Dear Church Family,
Two weeks ago, I sought to explain the proper definition of redemptive-historical preaching. I also attempted to explain how this form of preaching is often abused and provided some examples and evidence of the abuse of redemptive-historical preaching to be on the lookout for. You may read part one of “Preaching: The Abuse of Redemptive-Historical Preaching” online here.
By way of a reminder, my contention is not that there is anything wrong with a redemptive-historical interpretation of Scripture and redemptive-historical preaching. In fact, in my opinion, it is the proper way of interpreting and applying the word of God. What I’m attempting to assess and critique, however, is the abuse of redemptive-historical preaching.

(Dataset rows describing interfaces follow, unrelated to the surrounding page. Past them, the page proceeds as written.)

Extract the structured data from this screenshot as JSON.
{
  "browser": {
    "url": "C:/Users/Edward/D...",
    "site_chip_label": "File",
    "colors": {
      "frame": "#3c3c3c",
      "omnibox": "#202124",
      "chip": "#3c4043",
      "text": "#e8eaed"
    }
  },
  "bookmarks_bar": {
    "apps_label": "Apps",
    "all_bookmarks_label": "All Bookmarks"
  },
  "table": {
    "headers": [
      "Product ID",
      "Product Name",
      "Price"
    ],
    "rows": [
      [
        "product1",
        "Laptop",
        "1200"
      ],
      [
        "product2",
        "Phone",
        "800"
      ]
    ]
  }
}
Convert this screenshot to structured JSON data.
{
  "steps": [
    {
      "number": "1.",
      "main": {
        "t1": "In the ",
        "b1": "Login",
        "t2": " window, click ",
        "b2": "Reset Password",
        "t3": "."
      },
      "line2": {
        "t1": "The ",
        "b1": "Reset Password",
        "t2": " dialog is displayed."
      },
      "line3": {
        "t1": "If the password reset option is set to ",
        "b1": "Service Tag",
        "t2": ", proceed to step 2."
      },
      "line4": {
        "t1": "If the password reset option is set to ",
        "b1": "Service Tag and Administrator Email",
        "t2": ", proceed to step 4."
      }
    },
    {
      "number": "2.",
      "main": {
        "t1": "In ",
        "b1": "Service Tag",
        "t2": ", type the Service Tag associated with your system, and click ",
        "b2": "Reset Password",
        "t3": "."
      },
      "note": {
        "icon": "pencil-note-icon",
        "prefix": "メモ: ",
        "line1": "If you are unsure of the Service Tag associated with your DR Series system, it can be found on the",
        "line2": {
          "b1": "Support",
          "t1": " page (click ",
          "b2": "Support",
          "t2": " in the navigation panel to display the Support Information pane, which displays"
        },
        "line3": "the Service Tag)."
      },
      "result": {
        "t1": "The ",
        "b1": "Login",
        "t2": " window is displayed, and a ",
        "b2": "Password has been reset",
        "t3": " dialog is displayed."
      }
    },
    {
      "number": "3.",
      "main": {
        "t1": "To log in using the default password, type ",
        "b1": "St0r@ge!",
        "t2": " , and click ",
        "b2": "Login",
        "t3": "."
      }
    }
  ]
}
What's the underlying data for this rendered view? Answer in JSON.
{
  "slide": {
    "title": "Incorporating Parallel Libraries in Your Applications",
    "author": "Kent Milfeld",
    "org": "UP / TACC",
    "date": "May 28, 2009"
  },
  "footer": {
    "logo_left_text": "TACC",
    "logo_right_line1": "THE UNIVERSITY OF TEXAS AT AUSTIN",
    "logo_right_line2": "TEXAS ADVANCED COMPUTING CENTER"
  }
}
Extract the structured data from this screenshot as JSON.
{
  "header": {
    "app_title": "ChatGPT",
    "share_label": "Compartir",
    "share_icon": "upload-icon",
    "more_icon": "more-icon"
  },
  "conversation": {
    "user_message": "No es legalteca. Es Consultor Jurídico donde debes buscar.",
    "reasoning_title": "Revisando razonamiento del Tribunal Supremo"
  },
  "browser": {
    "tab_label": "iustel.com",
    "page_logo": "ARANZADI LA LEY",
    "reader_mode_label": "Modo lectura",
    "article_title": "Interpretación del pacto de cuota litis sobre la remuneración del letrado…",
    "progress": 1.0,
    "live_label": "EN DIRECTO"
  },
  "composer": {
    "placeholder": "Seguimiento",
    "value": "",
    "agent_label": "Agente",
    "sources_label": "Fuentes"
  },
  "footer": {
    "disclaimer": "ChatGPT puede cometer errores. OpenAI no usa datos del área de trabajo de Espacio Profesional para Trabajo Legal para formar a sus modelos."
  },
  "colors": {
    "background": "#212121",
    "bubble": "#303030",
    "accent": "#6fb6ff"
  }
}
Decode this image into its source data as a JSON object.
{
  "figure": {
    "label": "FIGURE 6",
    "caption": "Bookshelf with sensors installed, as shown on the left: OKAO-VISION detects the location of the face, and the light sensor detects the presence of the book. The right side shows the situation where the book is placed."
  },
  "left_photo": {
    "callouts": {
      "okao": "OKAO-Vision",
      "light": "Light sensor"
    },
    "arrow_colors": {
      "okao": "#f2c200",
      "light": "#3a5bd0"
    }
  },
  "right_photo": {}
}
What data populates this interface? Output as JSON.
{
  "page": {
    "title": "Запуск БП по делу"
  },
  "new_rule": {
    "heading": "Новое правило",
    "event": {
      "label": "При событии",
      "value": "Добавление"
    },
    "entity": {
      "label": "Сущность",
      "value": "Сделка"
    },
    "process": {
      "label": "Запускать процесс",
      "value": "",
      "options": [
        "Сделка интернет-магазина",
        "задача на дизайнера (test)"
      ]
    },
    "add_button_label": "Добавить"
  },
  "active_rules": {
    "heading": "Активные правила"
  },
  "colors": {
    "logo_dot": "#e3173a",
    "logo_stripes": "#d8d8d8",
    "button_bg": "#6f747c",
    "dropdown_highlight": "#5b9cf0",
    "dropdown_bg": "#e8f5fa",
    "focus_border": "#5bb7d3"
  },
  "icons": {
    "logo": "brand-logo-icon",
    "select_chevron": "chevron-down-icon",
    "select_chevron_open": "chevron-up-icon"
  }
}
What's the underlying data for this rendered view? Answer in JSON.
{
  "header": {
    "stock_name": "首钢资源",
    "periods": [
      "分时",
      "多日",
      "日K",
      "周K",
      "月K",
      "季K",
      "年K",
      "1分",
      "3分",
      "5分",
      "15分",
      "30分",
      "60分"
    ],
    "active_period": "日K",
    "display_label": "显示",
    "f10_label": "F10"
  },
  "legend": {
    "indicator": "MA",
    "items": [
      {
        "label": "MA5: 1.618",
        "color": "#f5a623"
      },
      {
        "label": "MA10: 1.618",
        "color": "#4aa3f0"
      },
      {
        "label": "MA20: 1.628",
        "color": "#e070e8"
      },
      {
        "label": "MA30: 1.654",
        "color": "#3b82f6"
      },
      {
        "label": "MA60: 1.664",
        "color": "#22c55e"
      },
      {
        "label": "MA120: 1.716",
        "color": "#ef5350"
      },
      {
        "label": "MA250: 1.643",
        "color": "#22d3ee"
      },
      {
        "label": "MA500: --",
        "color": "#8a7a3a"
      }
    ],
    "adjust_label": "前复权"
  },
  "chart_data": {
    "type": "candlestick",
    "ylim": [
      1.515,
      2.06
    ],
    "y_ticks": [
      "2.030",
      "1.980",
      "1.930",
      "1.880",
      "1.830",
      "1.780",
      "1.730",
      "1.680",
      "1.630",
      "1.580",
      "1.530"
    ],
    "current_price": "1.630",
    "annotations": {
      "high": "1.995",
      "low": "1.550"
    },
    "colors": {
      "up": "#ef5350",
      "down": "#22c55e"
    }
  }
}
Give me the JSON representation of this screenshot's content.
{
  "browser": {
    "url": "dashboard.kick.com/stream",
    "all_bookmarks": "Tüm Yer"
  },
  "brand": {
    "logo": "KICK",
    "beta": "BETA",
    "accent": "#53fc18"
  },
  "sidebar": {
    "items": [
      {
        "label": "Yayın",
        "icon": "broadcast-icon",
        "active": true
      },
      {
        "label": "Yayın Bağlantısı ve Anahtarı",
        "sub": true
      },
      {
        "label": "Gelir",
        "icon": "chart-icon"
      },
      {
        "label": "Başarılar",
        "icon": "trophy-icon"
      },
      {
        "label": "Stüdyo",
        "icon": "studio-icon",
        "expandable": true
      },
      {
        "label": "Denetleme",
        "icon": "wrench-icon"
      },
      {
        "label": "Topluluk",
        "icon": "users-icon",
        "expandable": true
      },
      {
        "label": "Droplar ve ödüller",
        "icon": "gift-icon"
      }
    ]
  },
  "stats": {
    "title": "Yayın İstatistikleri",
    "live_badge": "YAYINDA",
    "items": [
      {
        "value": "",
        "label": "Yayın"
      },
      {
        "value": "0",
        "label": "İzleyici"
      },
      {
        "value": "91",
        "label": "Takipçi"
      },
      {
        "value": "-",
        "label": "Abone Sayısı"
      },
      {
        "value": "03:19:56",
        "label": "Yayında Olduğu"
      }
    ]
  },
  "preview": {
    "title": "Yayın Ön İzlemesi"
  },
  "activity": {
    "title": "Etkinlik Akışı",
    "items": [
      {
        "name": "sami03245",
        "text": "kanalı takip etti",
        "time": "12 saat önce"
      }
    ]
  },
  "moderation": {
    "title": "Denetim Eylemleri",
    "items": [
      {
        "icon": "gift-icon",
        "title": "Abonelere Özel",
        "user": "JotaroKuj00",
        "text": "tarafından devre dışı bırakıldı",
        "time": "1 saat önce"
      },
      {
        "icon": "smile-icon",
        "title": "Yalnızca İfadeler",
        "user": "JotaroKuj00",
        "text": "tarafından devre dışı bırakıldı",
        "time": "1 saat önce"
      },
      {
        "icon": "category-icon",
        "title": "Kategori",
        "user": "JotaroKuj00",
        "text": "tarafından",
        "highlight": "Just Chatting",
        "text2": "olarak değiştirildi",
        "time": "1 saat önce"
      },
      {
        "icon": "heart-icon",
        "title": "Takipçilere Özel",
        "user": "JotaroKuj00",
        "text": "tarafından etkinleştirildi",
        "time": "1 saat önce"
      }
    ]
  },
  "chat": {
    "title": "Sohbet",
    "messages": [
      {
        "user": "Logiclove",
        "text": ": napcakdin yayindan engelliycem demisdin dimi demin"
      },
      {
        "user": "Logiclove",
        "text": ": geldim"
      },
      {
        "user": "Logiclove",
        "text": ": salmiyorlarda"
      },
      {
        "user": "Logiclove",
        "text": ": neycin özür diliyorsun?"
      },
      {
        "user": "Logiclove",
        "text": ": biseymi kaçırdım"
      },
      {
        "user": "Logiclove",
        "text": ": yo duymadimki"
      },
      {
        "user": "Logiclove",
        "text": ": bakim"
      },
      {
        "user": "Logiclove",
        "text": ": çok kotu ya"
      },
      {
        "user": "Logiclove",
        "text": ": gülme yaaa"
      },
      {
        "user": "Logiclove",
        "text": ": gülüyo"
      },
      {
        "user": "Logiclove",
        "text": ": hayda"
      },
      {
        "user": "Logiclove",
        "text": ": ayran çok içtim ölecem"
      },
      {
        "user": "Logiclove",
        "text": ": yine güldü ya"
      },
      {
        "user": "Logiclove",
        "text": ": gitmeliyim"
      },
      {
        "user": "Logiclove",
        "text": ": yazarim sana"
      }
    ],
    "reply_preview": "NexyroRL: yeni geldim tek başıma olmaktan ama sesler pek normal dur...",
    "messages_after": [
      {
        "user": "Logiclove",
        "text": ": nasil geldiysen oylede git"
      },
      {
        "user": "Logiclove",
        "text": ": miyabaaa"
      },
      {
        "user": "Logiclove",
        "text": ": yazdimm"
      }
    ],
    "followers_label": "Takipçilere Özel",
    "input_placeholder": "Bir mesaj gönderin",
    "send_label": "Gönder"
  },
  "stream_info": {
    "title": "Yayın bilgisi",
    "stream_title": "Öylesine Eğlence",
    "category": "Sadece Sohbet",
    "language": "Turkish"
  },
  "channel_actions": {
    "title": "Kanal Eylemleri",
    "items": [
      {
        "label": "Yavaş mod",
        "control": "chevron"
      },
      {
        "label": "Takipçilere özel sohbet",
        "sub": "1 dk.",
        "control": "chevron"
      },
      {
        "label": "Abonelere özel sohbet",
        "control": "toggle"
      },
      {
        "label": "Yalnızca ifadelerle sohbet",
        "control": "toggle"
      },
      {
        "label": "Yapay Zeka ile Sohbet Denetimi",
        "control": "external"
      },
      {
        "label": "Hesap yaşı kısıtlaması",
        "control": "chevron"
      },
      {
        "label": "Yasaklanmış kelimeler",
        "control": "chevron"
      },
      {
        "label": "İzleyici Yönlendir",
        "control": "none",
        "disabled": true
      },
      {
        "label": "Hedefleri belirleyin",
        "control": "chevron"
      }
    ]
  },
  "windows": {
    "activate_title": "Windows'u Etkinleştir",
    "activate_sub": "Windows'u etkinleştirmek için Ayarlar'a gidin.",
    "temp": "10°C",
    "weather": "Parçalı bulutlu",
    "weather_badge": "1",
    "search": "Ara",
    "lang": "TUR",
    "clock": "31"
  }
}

In part one, we considered three kinds of evidence of the abuse of redemptive-historical preaching. Here in part two, we consider one more. Next week, in part three, we will consider the fifth and final evidence.
4. Creativity without biblical warrant which borders on allegorical interpretation of the Old Testament – aka “Leprechaun Theology”
Redemptive-historical preaching really comes alive in preaching from the Old Testament. For many people who have become accustomed to dispensational preaching, or just plain moralistic and exemplaristic preaching, when they see Christ in the Old Testament, it’s thrilling – God’s Word comes alive for them as never before. This is a good thing and a benefit of redemptive-historical preaching. To miss the new covenant realities of the story of King David, would be to miss the main point of how Jesus is the son of David and the fulfillment of God’s covenant promises concerning God’s preservation of David’s throne.
Yet, just as the Old Testament Scriptures are not only exemplaristic (which they are, see 1 Corinthians 10:1-15 or Hebrews 11), neither are they only typological (which they are, see Romans 5:14 or John 6:49-51). For example, in preaching from the story of Joseph (Genesis 37-50), it is appropriate to see Joseph as a type of Christ – one who literarily foreshadows the Savior of God’s people, as any redemptive-historical preacher should (this is what Stephen did in his sermon (Acts 7:9-18)). However, it is also appropriate to see Joseph as an example for believers as to how to live faithfully and obediently, even and especially in difficult times (this is what the writer of Hebrews does (Hebrews 11:21-22)).
The problem comes in, however, when interpreters and preachers take their typology too far. Some have half-jokingly called this “Leprechaun theology” – seeing Jesus behind every tree and every rock in the Old Testament. Again, as we mentioned in point number one in part one, this causes an inappropriate and dangerous flattening of the Scriptures. It also creates the seductive lure in the sermon to expect the surprise typological leap at the end – “Oh, Jesus is the rod that Moses used to part the Red Sea! I didn’t see that before!” Well, the reason you didn’t see it before is probably because it isn’t there. In some ways, the sermon becomes not unlike the magician’s performance, except at the end of the act instead of a rabbit, the preacher pulls out Jesus to everyone’s surprise.
One of the favorite verses of those who abuse redemptive-historical preaching in this way is Luke 24:27 – “Then beginning with Moses and with all the prophets, He explained to them the things concerning Himself in all the Scriptures.” Of course, most all believers would readily agree that all of Scripture points to Christ. That’s not the issue. The issue is: does all of Scripture point to Christ in exactly the same way? That is, typologically? The danger here is that if everything in the Old Testament is interpreted and preached typologically, we will begin to lose our guides and rails. As a result, our interpretation will be subject more to our imaginations or “literary acumen” then to the actual interpretive grid of the Scriptures themselves (WCF 1.9).
I have long thought that the form of a good sermon ought to mimic and follow many of the same principles that define a good short story; it seems to me that in many respects, they are similar genres. As such, the ability to be creative in sermon preparation and presentation (homiletics) is very helpful. Yet, creativity in the interpretation of Scripture (hermeneutics) is not usually a good thing.
If, as the Westminster Confession of Faith reminds us, “the infallible rule of interpretation of Scripture is the Scripture itself” (WCF 1.9), then God’s Word itself gives us boundaries and rails to guide us in how to interpret it. Again, there are proper ways to employ a typological interpretation of Scripture for the purposes of redemptive-historical preaching; however, when the preacher makes typological connections that are not explicitly found in Scripture – or by good and necessary consequence, deduced from Scripture (WCF 1.6) – it is very dangerous.
The Lord be with you!
– Pastor Peter M. Dietsch